→ What you will do
Present each line of the entries below that holds the word "title".

┄┄┄┄┄┄

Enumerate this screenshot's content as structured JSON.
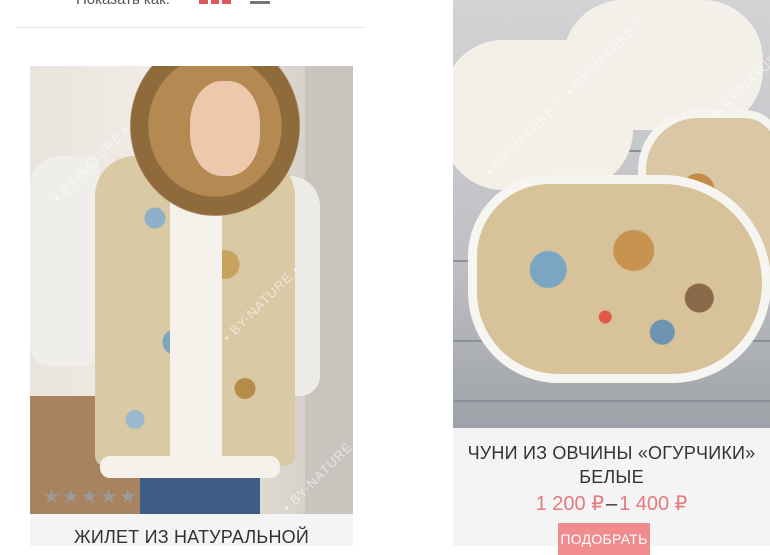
{
  "toolbar": {
    "show_as_label": "Показать как:"
  },
  "watermark": "• BY-NATURE •",
  "products": [
    {
      "title": "ЖИЛЕТ ИЗ НАТУРАЛЬНОЙ",
      "rating": 0,
      "rating_max": 5
    },
    {
      "title": "ЧУНИ ИЗ ОВЧИНЫ «ОГУРЧИКИ» БЕЛЫЕ",
      "price_from": "1 200 ₽",
      "price_sep": "–",
      "price_to": "1 400 ₽",
      "button_label": "ПОДОБРАТЬ"
    }
  ],
  "colors": {
    "accent": "#e0565c",
    "price": "#e47a7c",
    "button": "#f08c8e"
  }
}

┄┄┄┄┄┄

→ Answer section
      "title": "ЖИЛЕТ ИЗ НАТУРАЛЬНОЙ",
      "title": "ЧУНИ ИЗ ОВЧИНЫ «ОГУРЧИКИ» БЕЛЫЕ",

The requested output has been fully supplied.